More Wildland Fire Prevention Information:

Defensible Space             Additional Precautions             Fire Resistant Plants

What are Fire-Resistant plants?*

Fire-resistant plants are those that do not readily ignite from a flame or other ignition sources. These plants can be damaged or even killed by fire; however, their foliage and stems do not significantly contribute to the fuel and, therefore, the fire’s intensity. There are several other significant factors that influence the fire characteristics of plants, including plant moisture content, age, total volume, dead material, and chemical content.

Plants that are fire-resistant have the following characteristics:

     within the plant.

Most deciduous trees and shrubs are fire-resistant.

Taking Action

When landscaping around a home, most homeowners are interested in creating a landscape that is aesthetically pleasing, complements their home, and has variations in color, texture, flowers, and foliage. When selecting plants, you also should consider the flammability of plants (i.e., fuel), particularly if your home is located in or adjacent to a forest or rangeland.

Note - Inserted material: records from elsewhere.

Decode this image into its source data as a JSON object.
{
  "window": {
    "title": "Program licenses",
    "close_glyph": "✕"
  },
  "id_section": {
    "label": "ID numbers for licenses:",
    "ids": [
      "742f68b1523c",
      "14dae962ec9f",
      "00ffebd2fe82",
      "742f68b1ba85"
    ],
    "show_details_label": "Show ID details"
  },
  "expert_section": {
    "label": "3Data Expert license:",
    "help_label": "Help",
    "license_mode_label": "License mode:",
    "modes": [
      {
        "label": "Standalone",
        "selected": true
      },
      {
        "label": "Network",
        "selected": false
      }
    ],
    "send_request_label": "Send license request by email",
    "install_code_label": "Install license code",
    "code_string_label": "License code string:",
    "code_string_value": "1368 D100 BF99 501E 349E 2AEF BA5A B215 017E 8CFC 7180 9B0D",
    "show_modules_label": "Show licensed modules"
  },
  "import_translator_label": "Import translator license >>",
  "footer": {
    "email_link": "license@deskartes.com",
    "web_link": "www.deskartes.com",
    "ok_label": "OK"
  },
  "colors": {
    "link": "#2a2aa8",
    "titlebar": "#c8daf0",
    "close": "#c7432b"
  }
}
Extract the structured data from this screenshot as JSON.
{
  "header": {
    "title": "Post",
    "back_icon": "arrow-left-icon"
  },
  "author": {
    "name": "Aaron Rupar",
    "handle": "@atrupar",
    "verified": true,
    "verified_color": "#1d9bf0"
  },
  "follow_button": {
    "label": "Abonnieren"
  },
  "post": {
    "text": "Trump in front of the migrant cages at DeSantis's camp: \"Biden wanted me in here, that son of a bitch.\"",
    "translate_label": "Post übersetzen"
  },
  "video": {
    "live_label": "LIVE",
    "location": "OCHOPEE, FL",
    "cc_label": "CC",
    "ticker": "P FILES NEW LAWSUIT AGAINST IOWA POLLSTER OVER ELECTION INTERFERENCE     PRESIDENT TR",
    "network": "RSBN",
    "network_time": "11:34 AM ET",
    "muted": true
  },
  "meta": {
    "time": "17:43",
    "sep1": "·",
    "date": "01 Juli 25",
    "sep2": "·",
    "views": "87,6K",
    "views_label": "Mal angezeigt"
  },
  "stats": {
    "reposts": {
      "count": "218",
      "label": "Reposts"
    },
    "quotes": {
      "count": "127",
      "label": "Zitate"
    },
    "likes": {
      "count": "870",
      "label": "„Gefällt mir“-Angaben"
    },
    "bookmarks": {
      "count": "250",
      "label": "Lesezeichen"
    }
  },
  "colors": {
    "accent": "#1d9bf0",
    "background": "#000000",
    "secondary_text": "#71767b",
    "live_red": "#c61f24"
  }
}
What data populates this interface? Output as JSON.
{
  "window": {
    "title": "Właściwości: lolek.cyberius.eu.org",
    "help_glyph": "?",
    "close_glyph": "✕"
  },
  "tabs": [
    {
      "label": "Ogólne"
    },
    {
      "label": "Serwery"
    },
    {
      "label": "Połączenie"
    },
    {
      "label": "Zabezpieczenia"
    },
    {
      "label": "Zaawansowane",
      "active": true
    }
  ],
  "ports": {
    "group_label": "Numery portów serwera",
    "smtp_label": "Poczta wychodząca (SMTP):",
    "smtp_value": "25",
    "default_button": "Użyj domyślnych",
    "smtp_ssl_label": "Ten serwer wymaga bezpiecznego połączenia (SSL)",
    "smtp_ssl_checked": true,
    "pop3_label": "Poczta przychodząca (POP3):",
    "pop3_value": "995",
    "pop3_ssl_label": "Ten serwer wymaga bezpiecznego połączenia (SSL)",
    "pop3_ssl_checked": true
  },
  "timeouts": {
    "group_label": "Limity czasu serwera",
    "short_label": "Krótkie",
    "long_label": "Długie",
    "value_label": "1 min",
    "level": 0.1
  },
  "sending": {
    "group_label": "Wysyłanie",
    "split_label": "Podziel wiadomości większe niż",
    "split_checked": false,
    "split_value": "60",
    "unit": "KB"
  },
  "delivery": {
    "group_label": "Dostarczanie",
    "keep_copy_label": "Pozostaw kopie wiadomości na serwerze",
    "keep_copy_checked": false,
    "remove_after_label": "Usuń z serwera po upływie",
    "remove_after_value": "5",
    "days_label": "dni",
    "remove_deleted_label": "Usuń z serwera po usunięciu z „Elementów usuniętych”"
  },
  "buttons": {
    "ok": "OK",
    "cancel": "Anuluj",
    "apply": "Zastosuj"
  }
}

Homeowners should take active steps to minimize or reduce the fuel and fire hazard around their homes, including the use of fire resistant plants in the landscape. Equally important is proper plant placement, plant spacing, and ongoing plant maintenance. These practices, when combined, can create a fuel break and help protect your home by blocking intense heat.

Flammable plant material in your landscape can increase the fire risk directly around your home. The 1991 Oakland Hills fire in California is a prime example of how flammable plant material (Eucalyptus trees) can act as fuel and contribute to the intensity of a wildfire. More than 3,000 homes were destroyed.

Click here for more information about fire-resistant plants

* Most of the information on this page, and more can be found in Fire-Resistant Plants for Home Landscapes,

a Pacific Northwest Extension publication, PNW 590 - August 2006.